Creating the Whitney Brownstones: Condos That Even a Preservationist Can Love [Video]

A rendering of 33 East 74th's exterior.

A rendering of 33 East 74th’s exterior.

For the most part, there exist two categories of townhouses in New York—treasures and teardowns. Landmarking has much to do with determining whether a home falls into one category or the other—more than a few terribly-remodeled homes have been saved from the wrecking ball by virtue of standing in a landmark district—along with available air rights, sale price and interior features.

Now, however, we may need to add a third category (or at least a sub-category) to the list, courtesy of a highly unusual condo conversion/preservation/gut renovation under way on the corner of Madison and 74th. Known variably as 33 East 74th Street or the Whitney brownstones, the condos being developed by Daniel E. Straus make use of eight existing townhouses—six on Madison and two on 74th—preserving the buildings’ landmarked exteriors while hollowing out the insides for sprawling super-luxe homes that range from 3,851 square feet to just over 10,000.

In a new video, architect Richard Metsky, a partner at famed preservationist firm Beyer Blinder Belle, discusses how they’re transforming “the last intact, aggregate brownstones that you find on Madison Avenue today,” plus two mansions on 74th into what a spokesperson for the development described as “devastatingly vast” trophy residences.

Given the landmark constraints of the site, which is in the Upper East Side historic district, and the fact that the stoops in the Madison Avenue historic district were removed to accommodate retail in the past, the developer decided to embrace an unusual approach, according Douglas Elliman broker Katherine Gauthier. (The buildings were, until recently, used as office space for the Whitney Museum, which is moving downtown in the near future.) “They literally scooped out the insides; it really has a movie-studio quality,” said Ms. Gauthier. “They didn’t want some obscure glass building, they wanted to blend in. And to make grand apartments—it’s nearly impossible to find these kinds of expanses on the Upper East Side.”

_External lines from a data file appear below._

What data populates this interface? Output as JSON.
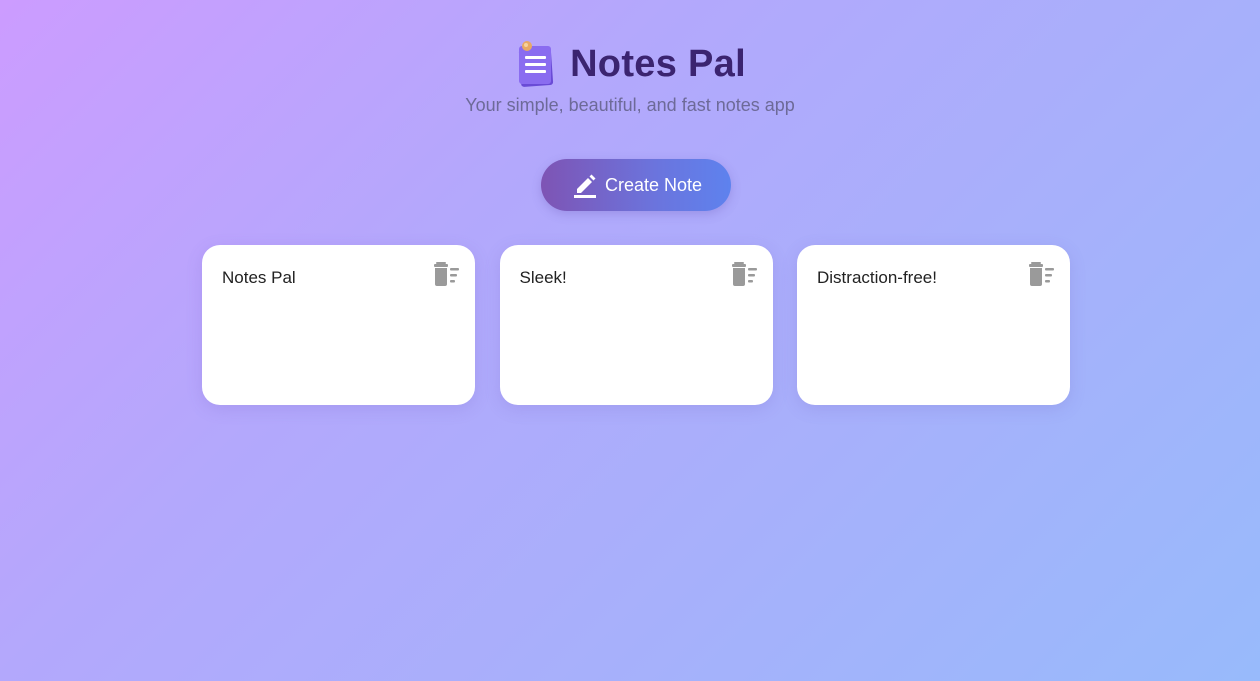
{
  "app": {
    "title": "Notes Pal",
    "subtitle": "Your simple, beautiful, and fast notes app",
    "logo_icon": "notepad-icon"
  },
  "toolbar": {
    "create_label": "Create Note",
    "create_icon": "pencil-icon"
  },
  "notes": [
    {
      "text": "Notes Pal",
      "delete_icon": "trash-icon"
    },
    {
      "text": "Sleek!",
      "delete_icon": "trash-icon"
    },
    {
      "text": "Distraction-free!",
      "delete_icon": "trash-icon"
    }
  ],
  "colors": {
    "title": "#3b2470",
    "subtitle": "#6d6a98",
    "button_start": "#7e54b4",
    "button_end": "#5e82ee",
    "card": "#ffffff",
    "delete_icon": "#9a9a9a"
  }
}
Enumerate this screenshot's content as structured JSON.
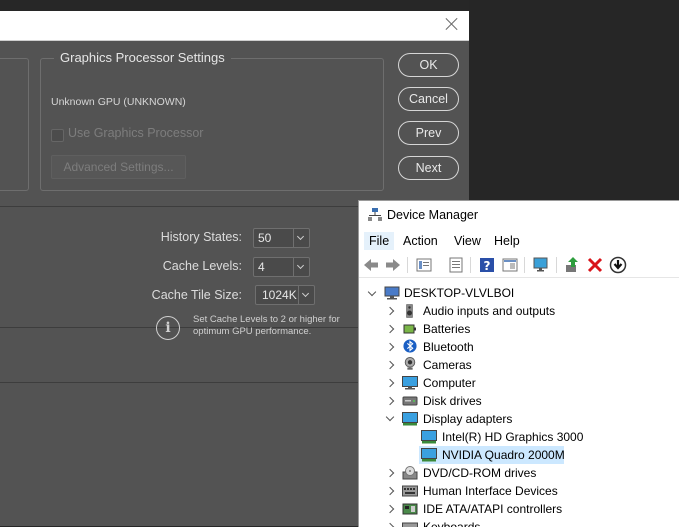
{
  "photoshop": {
    "gpu_group_title": "Graphics Processor Settings",
    "gpu_name": "Unknown GPU (UNKNOWN)",
    "use_gpu_label": "Use Graphics Processor",
    "advanced_label": "Advanced Settings...",
    "buttons": {
      "ok": "OK",
      "cancel": "Cancel",
      "prev": "Prev",
      "next": "Next"
    },
    "history_states_label": "History States:",
    "history_states_value": "50",
    "cache_levels_label": "Cache Levels:",
    "cache_levels_value": "4",
    "cache_tile_label": "Cache Tile Size:",
    "cache_tile_value": "1024K",
    "info_text": "Set Cache Levels to 2 or higher for optimum GPU performance."
  },
  "device_manager": {
    "title": "Device Manager",
    "menu": [
      "File",
      "Action",
      "View",
      "Help"
    ],
    "root": "DESKTOP-VLVLBOI",
    "items": [
      {
        "label": "Audio inputs and outputs",
        "icon": "speaker-icon"
      },
      {
        "label": "Batteries",
        "icon": "battery-icon"
      },
      {
        "label": "Bluetooth",
        "icon": "bluetooth-icon"
      },
      {
        "label": "Cameras",
        "icon": "camera-icon"
      },
      {
        "label": "Computer",
        "icon": "monitor-icon"
      },
      {
        "label": "Disk drives",
        "icon": "disk-icon"
      },
      {
        "label": "Display adapters",
        "icon": "display-adapter-icon"
      },
      {
        "label": "Intel(R) HD Graphics 3000",
        "icon": "display-adapter-icon"
      },
      {
        "label": "NVIDIA Quadro 2000M",
        "icon": "display-adapter-icon"
      },
      {
        "label": "DVD/CD-ROM drives",
        "icon": "dvd-icon"
      },
      {
        "label": "Human Interface Devices",
        "icon": "hid-icon"
      },
      {
        "label": "IDE ATA/ATAPI controllers",
        "icon": "ide-icon"
      },
      {
        "label": "Keyboards",
        "icon": "keyboard-icon"
      }
    ]
  }
}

A living room in one of the Atterbury mansion condos.

A living room in one of the Atterbury mansion condos.

Ms. Gauthier said that the units are graciously laid out, with en-suite bathrooms for all bedrooms and entry chambers built into many of the rooms. The interiors are being laid out by hotel designers Champalimaud.

And though the units won’t formally hit the market until the fall, there’s already a signed $17.5 million contract for a three-bedroom and a couple of other deals in the works. Prices range from $14 million to over $40 million for the 10,000 square-foot quadruplex, carved from the 33-foot-wide former Atterbury mansion.

It might be too early to say for sure, but that, it seems, will be the going rate for colossal new, old-fashioned condos on the Upper East Side. For such a hefty slice of history, though, who’s going to complain?